ASSIGNED TASK:
All of the entries should be written out again exactly.

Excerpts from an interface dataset

------------------------------------------------------------------------

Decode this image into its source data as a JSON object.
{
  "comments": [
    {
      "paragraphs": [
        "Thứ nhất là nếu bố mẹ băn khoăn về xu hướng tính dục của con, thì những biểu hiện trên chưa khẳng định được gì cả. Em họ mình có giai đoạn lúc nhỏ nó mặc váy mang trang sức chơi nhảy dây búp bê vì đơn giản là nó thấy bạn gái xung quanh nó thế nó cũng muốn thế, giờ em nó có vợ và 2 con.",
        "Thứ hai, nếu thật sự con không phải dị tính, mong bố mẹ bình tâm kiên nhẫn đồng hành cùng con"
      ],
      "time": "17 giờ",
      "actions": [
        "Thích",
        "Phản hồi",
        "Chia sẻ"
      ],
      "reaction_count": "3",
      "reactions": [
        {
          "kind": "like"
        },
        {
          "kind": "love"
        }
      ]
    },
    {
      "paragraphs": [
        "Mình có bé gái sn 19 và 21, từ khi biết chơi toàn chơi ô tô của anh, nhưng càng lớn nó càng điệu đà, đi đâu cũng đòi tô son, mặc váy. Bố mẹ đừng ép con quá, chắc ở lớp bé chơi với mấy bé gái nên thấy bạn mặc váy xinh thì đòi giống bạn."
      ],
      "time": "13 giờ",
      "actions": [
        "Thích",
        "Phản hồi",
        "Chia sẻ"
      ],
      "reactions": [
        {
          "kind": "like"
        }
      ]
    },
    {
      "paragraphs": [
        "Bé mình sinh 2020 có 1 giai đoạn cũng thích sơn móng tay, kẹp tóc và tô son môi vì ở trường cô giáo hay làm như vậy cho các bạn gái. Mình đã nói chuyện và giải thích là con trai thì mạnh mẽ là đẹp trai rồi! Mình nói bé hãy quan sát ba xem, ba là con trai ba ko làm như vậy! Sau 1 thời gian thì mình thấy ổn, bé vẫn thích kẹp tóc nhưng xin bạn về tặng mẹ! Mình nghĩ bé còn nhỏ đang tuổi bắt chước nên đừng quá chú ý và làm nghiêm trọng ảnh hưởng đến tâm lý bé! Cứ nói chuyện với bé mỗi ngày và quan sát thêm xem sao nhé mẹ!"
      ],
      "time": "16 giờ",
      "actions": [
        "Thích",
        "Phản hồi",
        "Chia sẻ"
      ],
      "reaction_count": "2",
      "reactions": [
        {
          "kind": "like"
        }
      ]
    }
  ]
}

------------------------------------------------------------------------

ANSWER FOR THE TASK:
Decode this image into its source data as a JSON object.
{
  "comments": [
    {
      "paragraphs": [
        "Thứ nhất là nếu bố mẹ băn khoăn về xu hướng tính dục của con, thì những biểu hiện trên chưa khẳng định được gì cả. Em họ mình có giai đoạn lúc nhỏ nó mặc váy mang trang sức chơi nhảy dây búp bê vì đơn giản là nó thấy bạn gái xung quanh nó thế nó cũng muốn thế, giờ em nó có vợ và 2 con.",
        "Thứ hai, nếu thật sự con không phải dị tính, mong bố mẹ bình tâm kiên nhẫn đồng hành cùng con"
      ],
      "time": "17 giờ",
      "actions": [
        "Thích",
        "Phản hồi",
        "Chia sẻ"
      ],
      "reaction_count": "3",
      "reactions": [
        {
          "kind": "like"
        },
        {
          "kind": "love"
        }
      ]
    },
    {
      "paragraphs": [
        "Mình có bé gái sn 19 và 21, từ khi biết chơi toàn chơi ô tô của anh, nhưng càng lớn nó càng điệu đà, đi đâu cũng đòi tô son, mặc váy. Bố mẹ đừng ép con quá, chắc ở lớp bé chơi với mấy bé gái nên thấy bạn mặc váy xinh thì đòi giống bạn."
      ],
      "time": "13 giờ",
      "actions": [
        "Thích",
        "Phản hồi",
        "Chia sẻ"
      ],
      "reactions": [
        {
          "kind": "like"
        }
      ]
    },
    {
      "paragraphs": [
        "Bé mình sinh 2020 có 1 giai đoạn cũng thích sơn móng tay, kẹp tóc và tô son môi vì ở trường cô giáo hay làm như vậy cho các bạn gái. Mình đã nói chuyện và giải thích là con trai thì mạnh mẽ là đẹp trai rồi! Mình nói bé hãy quan sát ba xem, ba là con trai ba ko làm như vậy! Sau 1 thời gian thì mình thấy ổn, bé vẫn thích kẹp tóc nhưng xin bạn về tặng mẹ! Mình nghĩ bé còn nhỏ đang tuổi bắt chước nên đừng quá chú ý và làm nghiêm trọng ảnh hưởng đến tâm lý bé! Cứ nói chuyện với bé mỗi ngày và quan sát thêm xem sao nhé mẹ!"
      ],
      "time": "16 giờ",
      "actions": [
        "Thích",
        "Phản hồi",
        "Chia sẻ"
      ],
      "reaction_count": "2",
      "reactions": [
        {
          "kind": "like"
        }
      ]
    }
  ]
}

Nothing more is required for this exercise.